    • Elise

      1: How is this story old? It happened less than two weeks ago (although I realize that is obsolete to “the kids” these days, what with those limited/damaged attention spans and all).
      2: Unless I missed some official statement where he came out after the HS interview and apologized, admitting that what he did was selfish and insensitive, he did NOT show humility at all. He merely acknowledged that it was a bit extreme. He brought this up to be shocking and memorable, and to show how Method he is – not to be humble.

    • Kelly

      There are many other articles on this that were posted about a week ago and also he admitted to this years ago when the movie first came out.

    • Elise
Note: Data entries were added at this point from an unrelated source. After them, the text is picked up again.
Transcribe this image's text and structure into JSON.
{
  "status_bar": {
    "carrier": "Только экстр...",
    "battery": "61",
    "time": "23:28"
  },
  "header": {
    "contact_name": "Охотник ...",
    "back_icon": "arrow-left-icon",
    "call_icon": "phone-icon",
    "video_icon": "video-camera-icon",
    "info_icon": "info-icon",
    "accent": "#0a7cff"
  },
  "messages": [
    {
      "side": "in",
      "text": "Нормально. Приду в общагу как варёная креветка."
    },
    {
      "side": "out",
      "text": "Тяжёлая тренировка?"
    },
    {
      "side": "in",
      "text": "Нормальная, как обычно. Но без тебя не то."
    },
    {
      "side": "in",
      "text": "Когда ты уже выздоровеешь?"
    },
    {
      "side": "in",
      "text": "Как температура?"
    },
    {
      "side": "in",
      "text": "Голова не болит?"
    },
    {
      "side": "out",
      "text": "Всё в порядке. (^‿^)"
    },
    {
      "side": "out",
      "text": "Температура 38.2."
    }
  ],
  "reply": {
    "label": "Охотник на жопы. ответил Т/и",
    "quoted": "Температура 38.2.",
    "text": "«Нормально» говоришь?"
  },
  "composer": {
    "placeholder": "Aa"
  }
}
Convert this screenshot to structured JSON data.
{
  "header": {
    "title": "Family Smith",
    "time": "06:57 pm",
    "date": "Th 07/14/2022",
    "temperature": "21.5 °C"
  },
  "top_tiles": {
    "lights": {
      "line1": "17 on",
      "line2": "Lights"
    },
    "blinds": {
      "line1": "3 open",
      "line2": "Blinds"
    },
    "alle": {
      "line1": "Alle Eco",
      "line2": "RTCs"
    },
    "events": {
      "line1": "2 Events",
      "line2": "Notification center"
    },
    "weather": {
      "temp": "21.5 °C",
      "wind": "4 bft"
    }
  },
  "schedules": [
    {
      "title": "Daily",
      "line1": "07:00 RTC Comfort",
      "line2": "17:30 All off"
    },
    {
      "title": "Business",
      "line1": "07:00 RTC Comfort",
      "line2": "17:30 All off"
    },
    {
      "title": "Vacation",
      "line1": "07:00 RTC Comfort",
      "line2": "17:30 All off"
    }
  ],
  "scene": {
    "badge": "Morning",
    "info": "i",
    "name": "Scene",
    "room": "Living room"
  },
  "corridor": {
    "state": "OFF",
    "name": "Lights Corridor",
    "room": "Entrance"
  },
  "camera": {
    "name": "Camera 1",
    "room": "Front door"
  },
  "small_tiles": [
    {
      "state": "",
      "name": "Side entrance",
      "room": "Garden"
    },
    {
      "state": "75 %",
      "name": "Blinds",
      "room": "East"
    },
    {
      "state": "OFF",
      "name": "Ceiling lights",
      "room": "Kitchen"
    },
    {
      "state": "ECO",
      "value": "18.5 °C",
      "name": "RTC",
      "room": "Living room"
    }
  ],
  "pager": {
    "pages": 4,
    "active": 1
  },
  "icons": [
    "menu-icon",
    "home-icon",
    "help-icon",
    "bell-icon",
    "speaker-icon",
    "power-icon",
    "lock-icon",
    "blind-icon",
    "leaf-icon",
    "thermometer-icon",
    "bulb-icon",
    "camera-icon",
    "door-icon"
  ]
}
      “Admitted” is not “apologized”; and the story we’re talking about is the Howard Stern interview, along with Eckhart’s demeanor and behavior throughout. Sure, he admitted it, and seemed pretty proud of it, too. That’s what most people find appalling.

    • Kelly

      He wasn’t proud of it at al. Read the many other articles that were printed. This is one mothers biased opinion.

    • Elise

      Sigh. For the last time – we are referring to the Howard Stern interview, during which he did not sound at all sorry and came across and very arrogant and entitled. I don’t care how he sounded in other media. And taken in the context of timing versus his movie opening, my point was, did that PARTICULAR INTERVIEW have any effect? We’ll never know.
      Also: don’t look for unbiased “mother’s” opinions when it comes to the discussion of losing a child on Mommyish.
      And I’m done with this exercise in futility.

    • Kelly17

      So you’d rather be ignorant than open your mind? In order to get the actual facts before judging him it’s best to listen to the whole interview or follow up ones to get his whole point of view.

  • Jayamama

    Obviously, it’s horrible that he would betray the trust of the others in the group. But why, oh WHY, would you admit it on national television and then laugh about it? That’s what bothers me the most.

  • Louise

    Ok I get how it’s upsetting. However, this is what acting is about. It’s about what all art is about. Perhaps it would have been better if he had been honest about what he was doing, “hey I’m working on a role and I wondered if you would mind me being here and hearing your experiences.” However, he made the call as an actor to try to understand on a personal level. As hard as it might feel to you personally, that’s admirable.